What is a sabot?

Sabots are structural devices used with firearm or cannon ammunition to make a smaller caliber bullet fit into a larger caliber barrel. A sabot is simply a relatively thick, tough and deformable plastic seal that traps propellant gases behind the projectile that forces the sabot and bullet out of the barrel of a rifle. Driving bands are used to seal these full-bore projectiles in the barrel, but not to the extent that the hole is completely filled. There is always some gap between the sabot's outer diameter and the barrel’s inner diameter, usually a few thousandths of an inch. This gap is just large enough for high-pressure gases to slip by during firing. The driving bands are made from materials that are able to change shape and seal the barrel as the bullet is forced from the chamber into the barrel. However, a small caliber jacketed bullet does not normally have driving bands because the jacket material is pliable enough, and the bullets are manufactured to be just a bit larger than the barrel, which provides proper sealing.

The function of a sabot is to fill the gap between a larger bulkhead structure and the entire barrel, in return, providing a larger surface area for propellant gases to act upon rather than that of the smaller caliber bullet. Effective aerodynamic design of a projectile does not always have efficient interior ballistic design to achieve high muzzle velocity. Propellant gases create a high amount of pressure, and the larger the base area that pressure acts upon, the greater the net force on that surface. Force (pressure times area) provides acceleration to the mass of the projectile.

The purpose of sabots is to allow a smaller diameter bullet to be launched at a greater speed than if the bullet alone were fired from a gun of equal caliber. They are typically made from a lightweight material, such as high-strength plastics. Sabots often have several longitudinal pieces that are held in place at the base. When the bullet and sabot are fired, the sabot blocks the gas from escaping and gives significant structural support that assists the acceleration of the bullet as it moves down the barrel. When the sabot reaches the end of the barrel and hits still air, the longitudinal pieces of plastic are dislodged from the bullet, allowing the pieces to fall away when the bullet reaches a certain distance.

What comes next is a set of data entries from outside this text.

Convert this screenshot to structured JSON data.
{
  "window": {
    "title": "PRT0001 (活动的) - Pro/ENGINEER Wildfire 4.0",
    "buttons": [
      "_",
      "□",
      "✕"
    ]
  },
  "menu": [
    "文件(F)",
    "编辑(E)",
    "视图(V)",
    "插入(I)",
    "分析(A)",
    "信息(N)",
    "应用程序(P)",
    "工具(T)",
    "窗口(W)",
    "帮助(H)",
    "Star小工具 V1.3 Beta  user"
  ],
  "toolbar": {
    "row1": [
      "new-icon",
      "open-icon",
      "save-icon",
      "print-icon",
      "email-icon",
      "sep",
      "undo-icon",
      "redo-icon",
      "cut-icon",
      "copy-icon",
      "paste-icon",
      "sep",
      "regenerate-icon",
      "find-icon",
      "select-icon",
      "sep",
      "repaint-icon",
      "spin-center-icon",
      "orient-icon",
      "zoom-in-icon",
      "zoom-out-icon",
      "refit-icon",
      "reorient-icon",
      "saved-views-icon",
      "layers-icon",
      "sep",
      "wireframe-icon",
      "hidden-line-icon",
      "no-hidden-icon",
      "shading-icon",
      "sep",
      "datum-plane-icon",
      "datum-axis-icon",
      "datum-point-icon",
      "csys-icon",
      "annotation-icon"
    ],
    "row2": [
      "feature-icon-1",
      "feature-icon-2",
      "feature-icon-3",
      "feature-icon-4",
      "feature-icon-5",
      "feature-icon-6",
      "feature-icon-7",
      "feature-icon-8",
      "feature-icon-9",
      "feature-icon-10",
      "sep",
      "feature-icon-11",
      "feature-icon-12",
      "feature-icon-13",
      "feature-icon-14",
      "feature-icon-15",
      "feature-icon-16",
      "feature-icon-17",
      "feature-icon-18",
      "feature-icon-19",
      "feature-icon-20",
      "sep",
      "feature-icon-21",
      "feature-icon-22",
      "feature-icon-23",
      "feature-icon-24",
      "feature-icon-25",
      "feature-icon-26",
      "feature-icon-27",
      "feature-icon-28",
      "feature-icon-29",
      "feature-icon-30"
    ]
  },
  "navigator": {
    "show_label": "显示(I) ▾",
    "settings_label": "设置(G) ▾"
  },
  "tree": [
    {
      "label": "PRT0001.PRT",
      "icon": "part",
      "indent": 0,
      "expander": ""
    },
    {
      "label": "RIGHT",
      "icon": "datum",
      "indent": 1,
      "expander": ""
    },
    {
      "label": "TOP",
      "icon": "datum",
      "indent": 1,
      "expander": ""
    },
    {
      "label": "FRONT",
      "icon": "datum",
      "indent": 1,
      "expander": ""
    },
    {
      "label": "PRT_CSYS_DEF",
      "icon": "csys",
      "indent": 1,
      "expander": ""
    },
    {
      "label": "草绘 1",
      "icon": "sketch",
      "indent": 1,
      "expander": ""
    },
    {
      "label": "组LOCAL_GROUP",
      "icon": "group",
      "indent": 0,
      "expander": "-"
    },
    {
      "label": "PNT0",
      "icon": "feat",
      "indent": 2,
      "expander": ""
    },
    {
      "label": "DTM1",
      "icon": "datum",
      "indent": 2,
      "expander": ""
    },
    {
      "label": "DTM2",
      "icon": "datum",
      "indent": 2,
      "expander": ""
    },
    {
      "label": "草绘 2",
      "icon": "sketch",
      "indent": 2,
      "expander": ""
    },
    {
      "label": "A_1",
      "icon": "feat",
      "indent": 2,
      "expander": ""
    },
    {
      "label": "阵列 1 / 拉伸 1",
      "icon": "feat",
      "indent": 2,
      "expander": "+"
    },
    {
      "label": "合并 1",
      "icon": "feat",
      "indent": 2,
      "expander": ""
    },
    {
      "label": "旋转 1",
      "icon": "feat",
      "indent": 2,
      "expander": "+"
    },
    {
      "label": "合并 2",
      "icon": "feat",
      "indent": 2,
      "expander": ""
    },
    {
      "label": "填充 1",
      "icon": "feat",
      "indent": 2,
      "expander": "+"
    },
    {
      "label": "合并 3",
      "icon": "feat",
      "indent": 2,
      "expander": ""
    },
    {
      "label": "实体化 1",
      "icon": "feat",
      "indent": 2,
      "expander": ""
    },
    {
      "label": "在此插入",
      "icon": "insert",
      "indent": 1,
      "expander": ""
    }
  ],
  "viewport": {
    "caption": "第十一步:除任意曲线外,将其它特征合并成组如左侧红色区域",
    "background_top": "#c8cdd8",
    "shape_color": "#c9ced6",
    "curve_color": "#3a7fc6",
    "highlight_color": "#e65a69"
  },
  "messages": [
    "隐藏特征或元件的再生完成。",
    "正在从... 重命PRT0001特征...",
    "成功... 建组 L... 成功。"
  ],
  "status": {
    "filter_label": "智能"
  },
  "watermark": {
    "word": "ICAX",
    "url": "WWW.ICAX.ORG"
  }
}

At that point, the bullet continues toward its target at a higher velocity than that same bullet fired without the use of a sabot.